Exercise details> The string "Google" appears in some lines of the entries that follow; copy each such line.

Data records for software interfaces:
┄┄┄┄┄┄
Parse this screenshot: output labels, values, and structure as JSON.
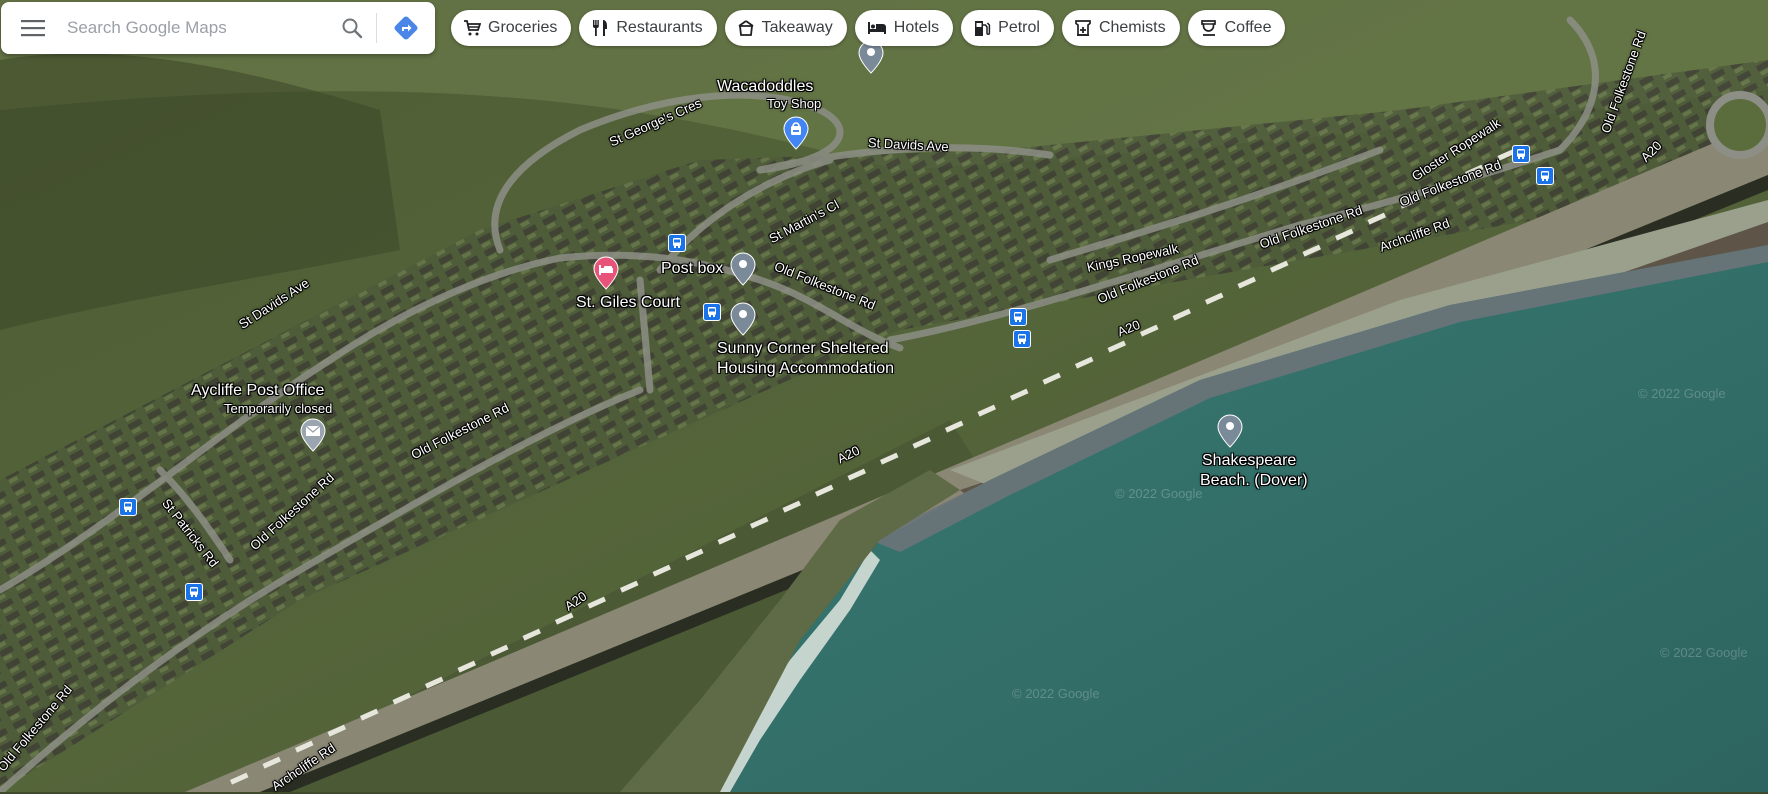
{
  "search": {
    "placeholder": "Search Google Maps",
    "menu_icon": "hamburger-menu-icon",
    "search_icon": "magnifier-icon",
    "directions_icon": "directions-icon",
    "directions_color": "#1a73e8"
  },
  "chips": [
    {
      "label": "Groceries",
      "icon": "shopping-cart-icon"
    },
    {
      "label": "Restaurants",
      "icon": "fork-knife-icon"
    },
    {
      "label": "Takeaway",
      "icon": "takeaway-bag-icon"
    },
    {
      "label": "Hotels",
      "icon": "bed-icon"
    },
    {
      "label": "Petrol",
      "icon": "fuel-pump-icon"
    },
    {
      "label": "Chemists",
      "icon": "pharmacy-icon"
    },
    {
      "label": "Coffee",
      "icon": "coffee-cup-icon"
    }
  ],
  "places": {
    "wacadoddles": {
      "name": "Wacadoddles",
      "category": "Toy Shop",
      "pin_color": "#4285f4"
    },
    "st_giles": {
      "name": "St. Giles Court",
      "pin_color": "#e8537a"
    },
    "post_box": {
      "name": "Post box",
      "pin_color": "#7b8a99"
    },
    "sunny_corner": {
      "line1": "Sunny Corner Sheltered",
      "line2": "Housing Accommodation",
      "pin_color": "#7b8a99"
    },
    "aycliffe_po": {
      "name": "Aycliffe Post Office",
      "status": "Temporarily closed",
      "pin_color": "#7b8a99"
    },
    "shakespeare": {
      "line1": "Shakespeare",
      "line2": "Beach. (Dover)",
      "pin_color": "#7b8a99"
    }
  },
  "roads": {
    "st_georges_cres": "St George's Cres",
    "st_davids_ave_1": "St Davids Ave",
    "st_davids_ave_2": "St Davids Ave",
    "st_martins_cl": "St Martin's Cl",
    "old_folkestone_1": "Old Folkestone Rd",
    "old_folkestone_2": "Old Folkestone Rd",
    "old_folkestone_3": "Old Folkestone Rd",
    "old_folkestone_4": "Old Folkestone Rd",
    "old_folkestone_5": "Old Folkestone Rd",
    "old_folkestone_6": "Old Folkestone Rd",
    "old_folkestone_7": "Old Folkestone Rd",
    "old_folkestone_8": "Old Folkestone Rd",
    "kings_ropewalk": "Kings Ropewalk",
    "gloster_ropewalk": "Gloster Ropewalk",
    "archcliffe_1": "Archcliffe Rd",
    "archcliffe_2": "Archcliffe Rd",
    "st_patricks": "St Patricks Rd",
    "a20_1": "A20",
    "a20_2": "A20",
    "a20_3": "A20",
    "a20_4": "A20"
  },
  "copyright": "© 2022 Google",
  "bus_stop_icon": "bus-stop-icon",
  "colors": {
    "sea": "#2e6a66",
    "land": "#4a5a36",
    "road": "#8d8f86"
  }
}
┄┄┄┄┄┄
Response>
    "placeholder": "Search Google Maps",
  "copyright": "© 2022 Google",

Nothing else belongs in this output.